Sayonara Kaguya ( さよなら かぐや)
The KAGUYA かぐや (SELENE) probe ended its scientific exploration of the moon with a controlled impact on the lunar surface. The crash, scheduled for 3:30 AM (Japan standard time) today ( June 11, 2009 (6:30 PM GMT on June 10, 2009), will occur in the shadow on the near side of the moon, at 63 degrees south latitude and 80 degrees east longitude. See Impact Video Here, Sayonara KAGUYA Sayonara…
The red star shows where KAGUYA is crashed
“KAGUYA”(SELENE), Japan’s first large lunar explorer, was launched by the H-IIA rocket on September 14, 2007 (JST). The mission, which is the largest lunar mission since the Apollo program, is being keenly anticipated by many countries.
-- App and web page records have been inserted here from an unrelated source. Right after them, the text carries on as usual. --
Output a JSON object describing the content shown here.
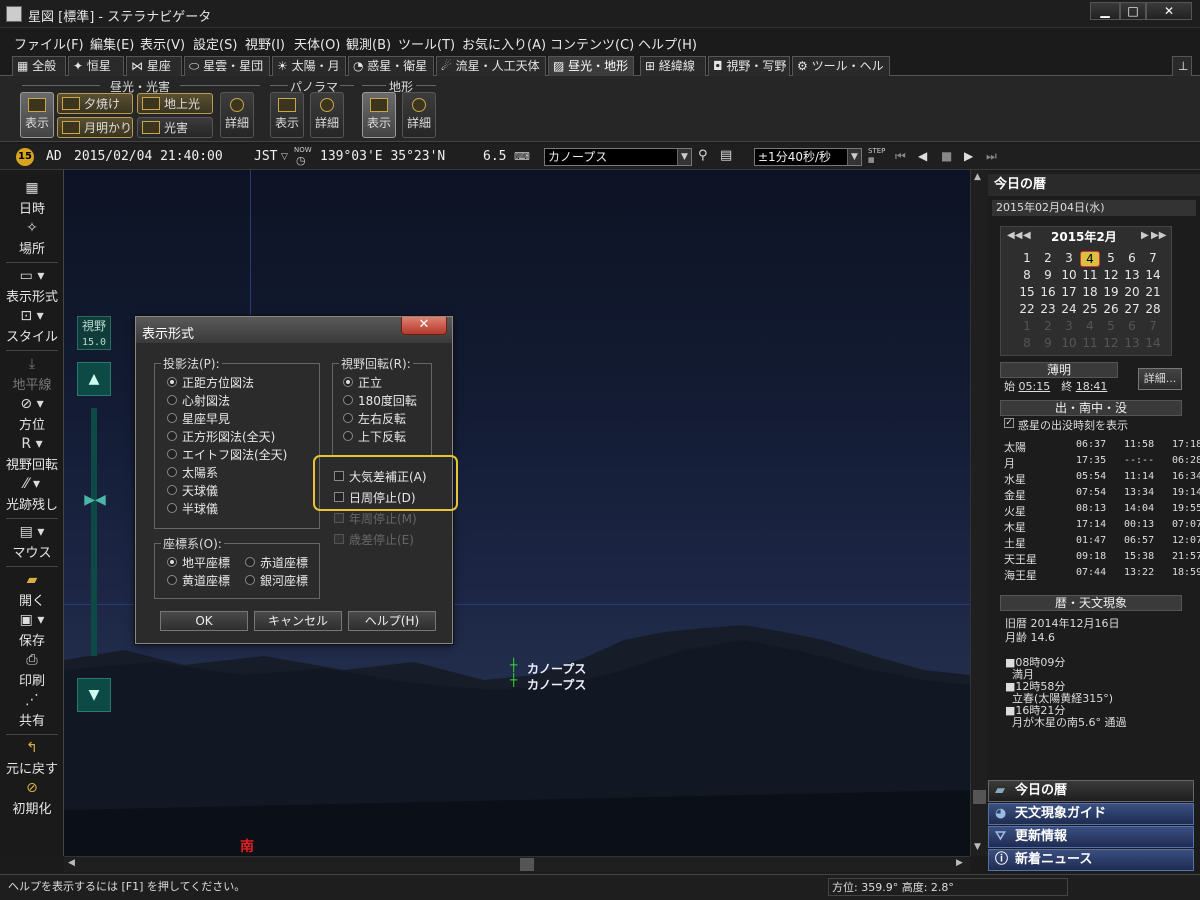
{
  "window": {
    "title": "星図 [標準] - ステラナビゲータ",
    "minimize": "▁",
    "maximize": "□",
    "close": "✕"
  },
  "menu": [
    "ファイル(F)",
    "編集(E)",
    "表示(V)",
    "設定(S)",
    "視野(I)",
    "天体(O)",
    "観測(B)",
    "ツール(T)",
    "お気に入り(A)",
    "コンテンツ(C)",
    "ヘルプ(H)"
  ],
  "tabs": [
    "全般",
    "恒星",
    "星座",
    "星雲・星団",
    "太陽・月",
    "惑星・衛星",
    "流星・人工天体",
    "昼光・地形",
    "経緯線",
    "視野・写野",
    "ツール・ヘルプ"
  ],
  "tab_icons": [
    "grid-icon",
    "star-icon",
    "constellation-icon",
    "nebula-icon",
    "sun-icon",
    "planet-icon",
    "meteor-icon",
    "landscape-icon",
    "gridlines-icon",
    "camera-icon",
    "gear-icon"
  ],
  "ribbon": {
    "group_daylight": "昼光・光害",
    "group_panorama": "パノラマ",
    "group_terrain": "地形",
    "show": "表示",
    "detail": "詳細",
    "sunset": "夕焼け",
    "earthshine": "地上光",
    "twilight": "月明かり",
    "light_pollution": "光害"
  },
  "toolbar": {
    "era": "AD",
    "datetime": "2015/02/04 21:40:00",
    "tz": "JST",
    "now": "NOW",
    "coords": "139°03'E 35°23'N",
    "mag": "6.5",
    "target": "カノープス",
    "step": "±1分40秒/秒"
  },
  "leftbar": [
    "日時",
    "場所",
    "表示形式",
    "スタイル",
    "地平線",
    "方位",
    "視野回転",
    "光跡残し",
    "マウス",
    "開く",
    "保存",
    "印刷",
    "共有",
    "元に戻す",
    "初期化"
  ],
  "leftbar_icons": [
    "calendar-icon",
    "location-icon",
    "display-format-icon",
    "style-icon",
    "horizon-icon",
    "compass-icon",
    "rotate-icon",
    "trail-icon",
    "mouse-icon",
    "open-icon",
    "save-icon",
    "print-icon",
    "share-icon",
    "undo-icon",
    "reset-icon"
  ],
  "sky": {
    "fov_label": "視野",
    "fov_value": "15.0",
    "star_name": "カノープス",
    "direction": "南"
  },
  "dialog": {
    "title": "表示形式",
    "projection_label": "投影法(P):",
    "projections": [
      "正距方位図法",
      "心射図法",
      "星座早見",
      "正方形図法(全天)",
      "エイトフ図法(全天)",
      "太陽系",
      "天球儀",
      "半球儀"
    ],
    "rotation_label": "視野回転(R):",
    "rotations": [
      "正立",
      "180度回転",
      "左右反転",
      "上下反転"
    ],
    "coord_label": "座標系(O):",
    "coords": [
      "地平座標",
      "赤道座標",
      "黄道座標",
      "銀河座標"
    ],
    "checks": [
      "大気差補正(A)",
      "日周停止(D)",
      "年周停止(M)",
      "歳差停止(E)"
    ],
    "ok": "OK",
    "cancel": "キャンセル",
    "help": "ヘルプ(H)"
  },
  "panel": {
    "title": "今日の暦",
    "date": "2015年02月04日(水)",
    "month": "2015年2月",
    "days": [
      [
        "1",
        "2",
        "3",
        "4",
        "5",
        "6",
        "7"
      ],
      [
        "8",
        "9",
        "10",
        "11",
        "12",
        "13",
        "14"
      ],
      [
        "15",
        "16",
        "17",
        "18",
        "19",
        "20",
        "21"
      ],
      [
        "22",
        "23",
        "24",
        "25",
        "26",
        "27",
        "28"
      ],
      [
        "1",
        "2",
        "3",
        "4",
        "5",
        "6",
        "7"
      ],
      [
        "8",
        "9",
        "10",
        "11",
        "12",
        "13",
        "14"
      ]
    ],
    "twilight_title": "薄明",
    "tw_start_label": "始",
    "tw_start": "05:15",
    "tw_end_label": "終",
    "tw_end": "18:41",
    "detail": "詳細...",
    "rise_title": "出・南中・没",
    "rise_check": "惑星の出没時刻を表示",
    "bodies": [
      [
        "太陽",
        "06:37",
        "11:58",
        "17:18"
      ],
      [
        "月",
        "17:35",
        "--:--",
        "06:28"
      ],
      [
        "水星",
        "05:54",
        "11:14",
        "16:34"
      ],
      [
        "金星",
        "07:54",
        "13:34",
        "19:14"
      ],
      [
        "火星",
        "08:13",
        "14:04",
        "19:55"
      ],
      [
        "木星",
        "17:14",
        "00:13",
        "07:07"
      ],
      [
        "土星",
        "01:47",
        "06:57",
        "12:07"
      ],
      [
        "天王星",
        "09:18",
        "15:38",
        "21:57"
      ],
      [
        "海王星",
        "07:44",
        "13:22",
        "18:59"
      ]
    ],
    "calendar_title": "暦・天文現象",
    "old_calendar": "旧暦 2014年12月16日",
    "moon_age": "月齢 14.6",
    "events": [
      [
        "08時09分",
        "満月"
      ],
      [
        "12時58分",
        "立春(太陽黄経315°)"
      ],
      [
        "16時21分",
        "月が木星の南5.6° 通過"
      ]
    ]
  },
  "dock": [
    "今日の暦",
    "天文現象ガイド",
    "更新情報",
    "新着ニュース"
  ],
  "status": {
    "help": "ヘルプを表示するには [F1] を押してください。",
    "position": "方位: 359.9° 高度:   2.8°"
  }
}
The major objectives of the mission are to understand the Moon’s origin and evolution, and to observe the moon in various ways in order to utilize it in the future. The lunar missions that have been conducted so far have gathered a large amount of information on the Moon, but the mysteries of its origin and evolution have been left unsolved.
KAGUYA will investigate the entire moon in order to obtain information on its elemental and mineralogical composition, its geography, its surface and sub-surface structure, the remnant of its magnetic field, and its gravity field. The results are expected to lead to a better overall understanding of the Moon’s evolution. At the same time, the observation equipment installed on the orbiting satellite will observe plasma, the electromagnetic field and high-energy particles. The data obtained in this way will be of great scientific importance for exploring the possibility of using the moon for human endeavors.
The first video (embedded above) was shot from an altitude of about 11 kilometers (7 miles) up, at between 45 and 52 degrees south latitude and 262 and 263 degrees east longitude.
The second video, which offers a view of the Antoniadi lunar crater, was shot from an altitude of about 21 kilometers (13 miles) up, at between 64 and 70 degrees south latitude and 186 and 188 degrees east longitude.
After its launch in late 2007, KAGUYA started in orbit about 100 kilometers (62 miles) above the moon. By February 2009 the probe had dropped to an altitude of 50 kilometers (31 miles), and in April it dropped to between 10 and 30 kilometers (6 – 19 miles).
JAXA has not announced whether the probe will film its own demise.